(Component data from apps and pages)
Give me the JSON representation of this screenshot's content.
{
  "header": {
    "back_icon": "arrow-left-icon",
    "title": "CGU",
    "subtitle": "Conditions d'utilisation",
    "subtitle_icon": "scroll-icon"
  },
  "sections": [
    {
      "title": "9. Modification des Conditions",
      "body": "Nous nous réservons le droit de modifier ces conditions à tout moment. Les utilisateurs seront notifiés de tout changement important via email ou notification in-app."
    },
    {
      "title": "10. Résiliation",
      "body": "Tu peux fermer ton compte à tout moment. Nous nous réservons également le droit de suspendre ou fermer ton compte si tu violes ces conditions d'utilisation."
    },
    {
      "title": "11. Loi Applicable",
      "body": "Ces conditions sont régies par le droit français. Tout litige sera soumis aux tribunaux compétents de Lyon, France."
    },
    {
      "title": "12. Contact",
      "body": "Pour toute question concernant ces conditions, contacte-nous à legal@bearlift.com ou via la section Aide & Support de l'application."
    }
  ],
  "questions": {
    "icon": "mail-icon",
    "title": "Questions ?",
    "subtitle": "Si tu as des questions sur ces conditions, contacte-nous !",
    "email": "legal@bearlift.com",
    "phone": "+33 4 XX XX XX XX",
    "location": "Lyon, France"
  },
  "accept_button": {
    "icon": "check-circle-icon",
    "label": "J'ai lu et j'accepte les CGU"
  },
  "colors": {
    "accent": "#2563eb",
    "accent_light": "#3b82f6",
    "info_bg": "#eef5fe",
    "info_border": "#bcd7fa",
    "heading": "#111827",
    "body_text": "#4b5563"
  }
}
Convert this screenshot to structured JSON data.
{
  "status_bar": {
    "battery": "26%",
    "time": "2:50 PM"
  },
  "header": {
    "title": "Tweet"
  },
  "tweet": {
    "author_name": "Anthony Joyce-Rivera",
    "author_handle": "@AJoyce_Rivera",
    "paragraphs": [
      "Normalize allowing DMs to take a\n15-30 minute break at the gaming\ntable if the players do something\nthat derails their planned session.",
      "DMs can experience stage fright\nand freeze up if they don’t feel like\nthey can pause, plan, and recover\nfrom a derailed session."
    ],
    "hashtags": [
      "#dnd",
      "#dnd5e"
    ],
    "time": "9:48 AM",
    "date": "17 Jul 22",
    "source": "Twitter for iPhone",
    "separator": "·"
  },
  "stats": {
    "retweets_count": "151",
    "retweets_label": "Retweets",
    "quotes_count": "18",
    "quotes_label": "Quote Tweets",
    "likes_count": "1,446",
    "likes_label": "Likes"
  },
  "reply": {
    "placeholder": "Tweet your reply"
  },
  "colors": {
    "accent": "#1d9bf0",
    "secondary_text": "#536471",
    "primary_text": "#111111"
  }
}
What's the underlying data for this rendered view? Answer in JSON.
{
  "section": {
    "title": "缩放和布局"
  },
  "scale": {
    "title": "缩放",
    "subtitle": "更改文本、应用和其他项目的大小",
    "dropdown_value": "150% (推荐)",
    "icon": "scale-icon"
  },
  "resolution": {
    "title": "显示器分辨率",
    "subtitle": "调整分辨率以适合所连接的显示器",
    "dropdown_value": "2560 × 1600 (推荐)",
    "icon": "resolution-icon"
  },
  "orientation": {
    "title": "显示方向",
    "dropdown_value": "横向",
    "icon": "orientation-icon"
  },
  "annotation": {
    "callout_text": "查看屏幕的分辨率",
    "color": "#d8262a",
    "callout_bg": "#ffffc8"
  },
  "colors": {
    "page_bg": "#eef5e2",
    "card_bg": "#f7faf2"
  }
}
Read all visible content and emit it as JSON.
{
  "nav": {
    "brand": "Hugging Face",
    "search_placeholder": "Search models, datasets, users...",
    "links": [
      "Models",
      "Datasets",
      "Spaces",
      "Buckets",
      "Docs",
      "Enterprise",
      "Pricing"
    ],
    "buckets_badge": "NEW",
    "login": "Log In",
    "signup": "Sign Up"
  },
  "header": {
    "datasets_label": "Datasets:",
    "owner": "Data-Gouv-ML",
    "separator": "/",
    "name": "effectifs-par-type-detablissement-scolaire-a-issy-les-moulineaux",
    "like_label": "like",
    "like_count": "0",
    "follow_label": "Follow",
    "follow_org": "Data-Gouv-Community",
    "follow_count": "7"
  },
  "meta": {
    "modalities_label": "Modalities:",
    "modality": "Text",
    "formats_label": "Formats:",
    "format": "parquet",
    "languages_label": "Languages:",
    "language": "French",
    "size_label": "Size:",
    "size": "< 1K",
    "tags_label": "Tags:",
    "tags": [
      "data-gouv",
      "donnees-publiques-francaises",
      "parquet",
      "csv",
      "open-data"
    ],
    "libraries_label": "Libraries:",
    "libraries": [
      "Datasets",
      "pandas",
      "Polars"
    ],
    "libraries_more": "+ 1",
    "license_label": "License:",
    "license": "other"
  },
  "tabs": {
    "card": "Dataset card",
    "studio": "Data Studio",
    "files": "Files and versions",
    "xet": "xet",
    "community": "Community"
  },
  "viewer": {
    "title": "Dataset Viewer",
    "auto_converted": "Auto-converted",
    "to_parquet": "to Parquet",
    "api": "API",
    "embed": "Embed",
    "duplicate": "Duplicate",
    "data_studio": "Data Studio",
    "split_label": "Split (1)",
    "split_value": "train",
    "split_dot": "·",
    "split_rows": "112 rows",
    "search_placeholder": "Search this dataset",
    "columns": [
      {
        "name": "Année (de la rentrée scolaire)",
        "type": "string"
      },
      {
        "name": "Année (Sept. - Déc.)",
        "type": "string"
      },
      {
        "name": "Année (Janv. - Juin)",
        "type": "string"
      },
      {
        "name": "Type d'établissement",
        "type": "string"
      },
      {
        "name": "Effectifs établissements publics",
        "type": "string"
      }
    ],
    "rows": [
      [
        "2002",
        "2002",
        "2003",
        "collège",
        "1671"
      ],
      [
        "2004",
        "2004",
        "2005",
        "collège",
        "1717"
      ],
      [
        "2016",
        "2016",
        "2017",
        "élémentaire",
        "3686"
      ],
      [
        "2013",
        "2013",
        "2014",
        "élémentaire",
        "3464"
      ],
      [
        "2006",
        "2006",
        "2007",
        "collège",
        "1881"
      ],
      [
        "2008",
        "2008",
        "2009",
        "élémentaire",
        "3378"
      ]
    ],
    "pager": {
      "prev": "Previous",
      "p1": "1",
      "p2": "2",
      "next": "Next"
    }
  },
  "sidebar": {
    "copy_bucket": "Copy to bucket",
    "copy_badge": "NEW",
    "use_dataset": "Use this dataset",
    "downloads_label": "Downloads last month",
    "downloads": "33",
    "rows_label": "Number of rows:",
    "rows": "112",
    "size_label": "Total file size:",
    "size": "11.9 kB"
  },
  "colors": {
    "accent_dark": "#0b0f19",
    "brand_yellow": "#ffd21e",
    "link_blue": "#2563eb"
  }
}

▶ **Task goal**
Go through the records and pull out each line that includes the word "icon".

▶ **Task result**
    "back_icon": "arrow-left-icon",
    "subtitle_icon": "scroll-icon"
    "icon": "mail-icon",
    "icon": "check-circle-icon",
    "icon": "scale-icon"
    "icon": "resolution-icon"
    "icon": "orientation-icon"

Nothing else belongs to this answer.